(Material to process):

--------------------

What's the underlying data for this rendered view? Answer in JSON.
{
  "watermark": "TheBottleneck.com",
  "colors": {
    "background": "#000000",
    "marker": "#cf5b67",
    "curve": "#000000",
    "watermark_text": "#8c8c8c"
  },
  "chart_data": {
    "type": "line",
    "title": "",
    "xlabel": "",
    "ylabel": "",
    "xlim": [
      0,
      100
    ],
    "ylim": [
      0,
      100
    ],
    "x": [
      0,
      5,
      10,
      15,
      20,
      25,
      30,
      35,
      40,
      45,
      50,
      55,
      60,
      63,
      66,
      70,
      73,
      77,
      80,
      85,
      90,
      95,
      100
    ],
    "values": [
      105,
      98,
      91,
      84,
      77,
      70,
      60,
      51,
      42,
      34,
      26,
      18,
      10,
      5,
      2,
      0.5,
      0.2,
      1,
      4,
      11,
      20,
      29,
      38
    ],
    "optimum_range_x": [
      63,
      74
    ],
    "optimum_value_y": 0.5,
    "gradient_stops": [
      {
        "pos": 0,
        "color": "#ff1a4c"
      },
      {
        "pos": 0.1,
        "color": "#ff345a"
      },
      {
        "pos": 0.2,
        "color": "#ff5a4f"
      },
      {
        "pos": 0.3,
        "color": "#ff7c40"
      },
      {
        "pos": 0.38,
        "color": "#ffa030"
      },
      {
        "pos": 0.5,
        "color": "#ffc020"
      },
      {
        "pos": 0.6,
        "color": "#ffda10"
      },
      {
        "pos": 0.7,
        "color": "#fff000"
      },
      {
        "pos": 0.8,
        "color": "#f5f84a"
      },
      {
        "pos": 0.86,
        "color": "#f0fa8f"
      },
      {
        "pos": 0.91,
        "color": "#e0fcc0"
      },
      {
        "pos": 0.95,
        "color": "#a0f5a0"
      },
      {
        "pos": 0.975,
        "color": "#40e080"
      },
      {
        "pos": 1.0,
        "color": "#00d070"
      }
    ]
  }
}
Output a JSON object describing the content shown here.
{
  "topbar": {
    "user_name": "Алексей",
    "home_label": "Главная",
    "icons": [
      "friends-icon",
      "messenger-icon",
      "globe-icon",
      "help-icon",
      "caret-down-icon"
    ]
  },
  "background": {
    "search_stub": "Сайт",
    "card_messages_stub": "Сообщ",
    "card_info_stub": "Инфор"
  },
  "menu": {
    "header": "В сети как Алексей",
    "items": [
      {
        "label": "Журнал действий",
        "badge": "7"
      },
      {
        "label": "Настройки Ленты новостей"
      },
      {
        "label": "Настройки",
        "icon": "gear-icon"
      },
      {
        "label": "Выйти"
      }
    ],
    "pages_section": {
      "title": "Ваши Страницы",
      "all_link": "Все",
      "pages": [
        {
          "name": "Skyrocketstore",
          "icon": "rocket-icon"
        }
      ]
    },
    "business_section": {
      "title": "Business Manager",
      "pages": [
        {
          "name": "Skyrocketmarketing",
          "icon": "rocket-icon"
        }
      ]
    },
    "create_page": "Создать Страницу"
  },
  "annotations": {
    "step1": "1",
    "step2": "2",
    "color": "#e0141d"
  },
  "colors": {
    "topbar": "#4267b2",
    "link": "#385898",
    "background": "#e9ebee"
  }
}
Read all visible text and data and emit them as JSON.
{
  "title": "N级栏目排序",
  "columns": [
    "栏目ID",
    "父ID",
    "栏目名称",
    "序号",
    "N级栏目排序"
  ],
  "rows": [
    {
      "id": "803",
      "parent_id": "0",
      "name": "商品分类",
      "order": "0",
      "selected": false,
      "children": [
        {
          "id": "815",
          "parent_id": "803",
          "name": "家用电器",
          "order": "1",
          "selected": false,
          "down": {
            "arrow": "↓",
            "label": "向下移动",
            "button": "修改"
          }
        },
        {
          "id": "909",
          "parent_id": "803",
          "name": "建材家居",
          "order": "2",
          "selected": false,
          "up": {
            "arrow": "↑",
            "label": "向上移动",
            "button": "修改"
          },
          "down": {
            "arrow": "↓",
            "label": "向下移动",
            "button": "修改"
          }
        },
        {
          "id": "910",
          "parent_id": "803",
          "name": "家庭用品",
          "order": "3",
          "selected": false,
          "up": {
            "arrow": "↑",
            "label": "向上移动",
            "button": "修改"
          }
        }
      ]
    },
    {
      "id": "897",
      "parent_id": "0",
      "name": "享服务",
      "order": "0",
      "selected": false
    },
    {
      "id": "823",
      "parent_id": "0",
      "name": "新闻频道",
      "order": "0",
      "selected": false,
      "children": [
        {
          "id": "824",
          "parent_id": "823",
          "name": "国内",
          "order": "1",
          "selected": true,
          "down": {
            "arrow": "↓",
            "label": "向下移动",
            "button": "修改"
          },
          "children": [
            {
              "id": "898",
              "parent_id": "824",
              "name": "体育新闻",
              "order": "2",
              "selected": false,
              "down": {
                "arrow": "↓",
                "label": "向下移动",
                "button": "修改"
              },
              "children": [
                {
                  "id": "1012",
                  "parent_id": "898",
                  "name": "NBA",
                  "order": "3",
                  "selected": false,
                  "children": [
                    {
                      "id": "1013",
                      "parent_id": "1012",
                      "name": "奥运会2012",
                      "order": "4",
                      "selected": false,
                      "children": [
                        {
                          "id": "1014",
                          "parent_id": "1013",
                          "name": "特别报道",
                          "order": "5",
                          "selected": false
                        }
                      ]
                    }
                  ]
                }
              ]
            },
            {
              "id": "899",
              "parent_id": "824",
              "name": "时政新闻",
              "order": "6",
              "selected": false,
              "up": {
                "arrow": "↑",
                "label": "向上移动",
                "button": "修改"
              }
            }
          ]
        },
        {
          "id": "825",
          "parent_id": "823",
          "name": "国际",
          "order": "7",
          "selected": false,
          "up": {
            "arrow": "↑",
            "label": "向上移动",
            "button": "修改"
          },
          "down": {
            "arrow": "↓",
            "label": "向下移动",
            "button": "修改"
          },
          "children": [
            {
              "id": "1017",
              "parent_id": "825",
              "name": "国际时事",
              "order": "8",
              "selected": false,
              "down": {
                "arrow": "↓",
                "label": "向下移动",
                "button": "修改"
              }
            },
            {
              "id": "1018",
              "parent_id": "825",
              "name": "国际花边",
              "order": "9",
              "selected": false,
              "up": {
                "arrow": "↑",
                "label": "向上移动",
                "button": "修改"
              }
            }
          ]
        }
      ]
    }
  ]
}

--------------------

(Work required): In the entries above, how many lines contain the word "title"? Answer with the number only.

(Answer for this exercise): 4